Building Equity in our Local Food System

Alongside our community, the Food Council witnessed with outrage and grief the violent deaths of George Floyd, Breonna Taylor, and Ahmaud Arbery, the most recent manifestations of systemic racial inequities in our country which have created deep disparities throughout our food, economic, and public health systems.

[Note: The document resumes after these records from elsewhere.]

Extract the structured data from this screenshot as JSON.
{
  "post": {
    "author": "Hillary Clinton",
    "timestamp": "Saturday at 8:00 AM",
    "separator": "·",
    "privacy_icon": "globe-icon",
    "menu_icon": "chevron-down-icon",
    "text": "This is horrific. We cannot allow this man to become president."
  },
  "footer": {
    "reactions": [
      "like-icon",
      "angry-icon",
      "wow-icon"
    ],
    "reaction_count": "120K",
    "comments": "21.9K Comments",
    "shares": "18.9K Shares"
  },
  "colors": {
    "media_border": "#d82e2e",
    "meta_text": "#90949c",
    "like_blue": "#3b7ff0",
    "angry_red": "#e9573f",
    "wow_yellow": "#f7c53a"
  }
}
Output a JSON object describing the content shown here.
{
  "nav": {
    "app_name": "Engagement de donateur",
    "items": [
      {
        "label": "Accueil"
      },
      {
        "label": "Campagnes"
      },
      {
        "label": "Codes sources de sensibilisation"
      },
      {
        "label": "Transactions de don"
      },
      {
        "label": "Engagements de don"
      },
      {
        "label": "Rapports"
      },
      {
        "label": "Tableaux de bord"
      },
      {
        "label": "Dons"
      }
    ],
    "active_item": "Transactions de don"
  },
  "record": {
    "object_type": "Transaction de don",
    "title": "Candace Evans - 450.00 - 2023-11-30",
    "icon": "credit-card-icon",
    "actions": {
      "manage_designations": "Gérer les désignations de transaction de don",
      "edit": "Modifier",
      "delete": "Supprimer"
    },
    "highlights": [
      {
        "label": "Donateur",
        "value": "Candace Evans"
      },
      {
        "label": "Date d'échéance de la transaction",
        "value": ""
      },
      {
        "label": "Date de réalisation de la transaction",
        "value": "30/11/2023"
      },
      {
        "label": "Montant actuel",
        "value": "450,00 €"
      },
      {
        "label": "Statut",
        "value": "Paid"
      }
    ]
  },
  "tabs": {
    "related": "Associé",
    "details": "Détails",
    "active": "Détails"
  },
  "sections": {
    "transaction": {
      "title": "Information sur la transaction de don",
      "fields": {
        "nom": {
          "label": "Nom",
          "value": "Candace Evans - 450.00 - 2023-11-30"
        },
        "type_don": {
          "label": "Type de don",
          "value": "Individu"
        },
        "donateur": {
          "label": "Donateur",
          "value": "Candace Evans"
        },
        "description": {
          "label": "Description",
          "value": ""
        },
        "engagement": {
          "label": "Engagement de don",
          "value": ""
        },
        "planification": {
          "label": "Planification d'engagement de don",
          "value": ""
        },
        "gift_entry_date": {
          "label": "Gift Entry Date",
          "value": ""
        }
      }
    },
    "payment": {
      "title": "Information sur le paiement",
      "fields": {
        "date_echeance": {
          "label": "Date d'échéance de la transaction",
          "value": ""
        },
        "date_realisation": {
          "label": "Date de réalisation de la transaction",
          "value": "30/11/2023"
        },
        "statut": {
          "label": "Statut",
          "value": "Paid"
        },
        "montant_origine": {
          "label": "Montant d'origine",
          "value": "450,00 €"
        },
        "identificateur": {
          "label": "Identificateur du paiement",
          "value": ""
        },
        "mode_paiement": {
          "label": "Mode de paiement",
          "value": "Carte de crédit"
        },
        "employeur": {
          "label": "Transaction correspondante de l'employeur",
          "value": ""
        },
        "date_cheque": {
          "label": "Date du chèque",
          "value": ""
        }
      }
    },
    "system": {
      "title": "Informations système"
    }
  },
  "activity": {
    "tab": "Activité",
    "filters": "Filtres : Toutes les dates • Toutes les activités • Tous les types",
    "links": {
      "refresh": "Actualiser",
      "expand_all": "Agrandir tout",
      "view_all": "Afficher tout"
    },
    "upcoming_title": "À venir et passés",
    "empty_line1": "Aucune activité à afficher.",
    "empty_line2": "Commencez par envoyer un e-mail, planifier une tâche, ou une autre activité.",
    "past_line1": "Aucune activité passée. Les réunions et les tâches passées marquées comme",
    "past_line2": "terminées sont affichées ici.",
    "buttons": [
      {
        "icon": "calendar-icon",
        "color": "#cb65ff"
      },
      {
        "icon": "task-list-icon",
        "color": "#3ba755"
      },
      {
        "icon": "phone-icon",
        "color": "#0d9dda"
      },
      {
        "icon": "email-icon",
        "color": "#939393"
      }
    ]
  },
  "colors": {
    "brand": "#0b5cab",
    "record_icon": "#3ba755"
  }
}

In our own County, in this moment, we see how the COVID-19 outbreak and resulting economic crisis have disproportionately affected communities of color. The neighborhoods most negatively impacted by the virus are the same communities with the highest levels of food insecurity before the pandemic. The risk of hunger is rapidly increasing for our County’s residents, with our County’s dedicated food assistance providers reporting a 3-5x increase in demand for their critical services. 45% of our County’s small businesses are minority owned, including dozens of our County’s own farms, restaurants, retailers, and food and beverage entrepreneurs, and nationally, Black-owned businesses are experiencing COVID-19 related closures and job loss at a far steeper rate than white-owned businesses.

Last night, our Council Members and Board Members convened to reaffirm our commitment to our primary priority of building equity in a food system that has, since its very beginning, established and reinforced structural racism and social injustice. Advocacy and initiatives to foster a robust, sustainable, and equitable local food system must start with dismantling racist systems in our society. We rededicate ourselves to action that will create and strengthen pathways for those who have been marginalized by our food system to direct the policies and programs that will rebuild this broken system. We will convene discussions that prioritize the expertise and leadership of people of color in facilitating systems change. There is significant work ahead for our organization, including the finalization and implementation of our racial equity action plan and, recognizing our many privileges, recommitting ourselves as an ally to Black colleagues, neighbors, organizational partners, residents, family and friends, and standing in solidarity with those who denounce the oppression of white supremacy culture. We encourage feedback and open dialogue about how the Food Council can improve in our equity work.

Please contact cnardi@mocofoodcouncil.org with any questions. Thank you.